And there is something called a rectal polyp which I am sure you have all heard about on TV. It is merely the thickening of the mucosa (lining) of your intestine (bowel) that starts to look like a little finger sticking out the inside of your gut.
If you have ever heard the older generation talking in a low voice, you might hear them say that they have had the “piles.” It is a hemorrhoid. It is a large vein that gets that way because you have been straining while trying to poop. It can sort of look like a rectal prolapse as well. It sticks out your butt hole (anus) as well.
Sometimes there are treatment options for prolapsed rectums that do not involve surgery.
- If the prolapse is small and has just happened, it can sometimes be shoved back in using only the pressure of your hand. If this hurts too much, your doctor can do it after he gives you an “I don’t care shot” and only a local anesthetic injected to that spot to numb it. (OUCH!)
- If you have any diarrhea or constipation, then you should make sure it is nothing serious. It can cause a prolapse after a period.
- If you can’t push the prolapse back in and it stays in, you will have to see a surgeon.
- If you suffer from only a partial prolapse (that is just the lining of the gut that is popping out), it can usually be taken care of without any surgery.
- Elderly seniors, for the most part, can handle this situation by pushing the prolapse back in themselves. Sometimes though it will be necessary to have a rubber ring placed under the skin to keep the prolapse from coming back out. This scenario is not always really successful because if the ring is too tight, it will cause constipation and if too loose the prolapse will show itself again.
And sometimes, as a last resort, you must break down and give in to surgery. And there are pros and cons in regards to surgery.
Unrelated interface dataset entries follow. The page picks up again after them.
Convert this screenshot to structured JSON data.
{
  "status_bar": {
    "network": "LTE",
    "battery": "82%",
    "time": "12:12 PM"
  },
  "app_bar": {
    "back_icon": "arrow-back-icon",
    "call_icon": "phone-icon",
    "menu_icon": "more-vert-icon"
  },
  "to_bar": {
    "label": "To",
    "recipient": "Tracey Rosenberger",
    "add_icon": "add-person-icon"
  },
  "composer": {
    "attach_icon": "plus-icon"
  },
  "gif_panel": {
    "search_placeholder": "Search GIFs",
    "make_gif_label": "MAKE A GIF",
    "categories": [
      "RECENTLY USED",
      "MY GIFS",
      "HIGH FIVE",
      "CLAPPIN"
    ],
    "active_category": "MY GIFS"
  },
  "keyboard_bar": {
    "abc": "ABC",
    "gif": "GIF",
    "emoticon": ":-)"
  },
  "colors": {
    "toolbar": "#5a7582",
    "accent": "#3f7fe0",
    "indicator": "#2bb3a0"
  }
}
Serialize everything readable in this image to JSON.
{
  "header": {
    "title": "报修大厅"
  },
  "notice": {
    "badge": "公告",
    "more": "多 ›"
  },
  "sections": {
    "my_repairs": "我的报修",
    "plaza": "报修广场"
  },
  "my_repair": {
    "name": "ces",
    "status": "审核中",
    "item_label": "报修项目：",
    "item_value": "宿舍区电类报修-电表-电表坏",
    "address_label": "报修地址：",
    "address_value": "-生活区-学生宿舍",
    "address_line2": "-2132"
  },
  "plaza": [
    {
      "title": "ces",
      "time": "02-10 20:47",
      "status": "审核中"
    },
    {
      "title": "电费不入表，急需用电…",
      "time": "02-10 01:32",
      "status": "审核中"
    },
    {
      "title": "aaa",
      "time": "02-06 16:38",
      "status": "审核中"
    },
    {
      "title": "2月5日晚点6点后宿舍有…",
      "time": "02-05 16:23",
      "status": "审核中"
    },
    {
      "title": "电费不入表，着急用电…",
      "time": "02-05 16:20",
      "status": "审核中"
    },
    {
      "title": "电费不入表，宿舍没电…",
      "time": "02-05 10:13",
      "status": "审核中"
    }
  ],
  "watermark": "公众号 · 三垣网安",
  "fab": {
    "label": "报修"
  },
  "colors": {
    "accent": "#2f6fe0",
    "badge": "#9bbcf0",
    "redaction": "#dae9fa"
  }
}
Using a natural colon cleanser to keep your bowels moving naturally is a great way to avoid rectal prolapse. It may not always work, but many have found it can or at least make a huge difference in their lives.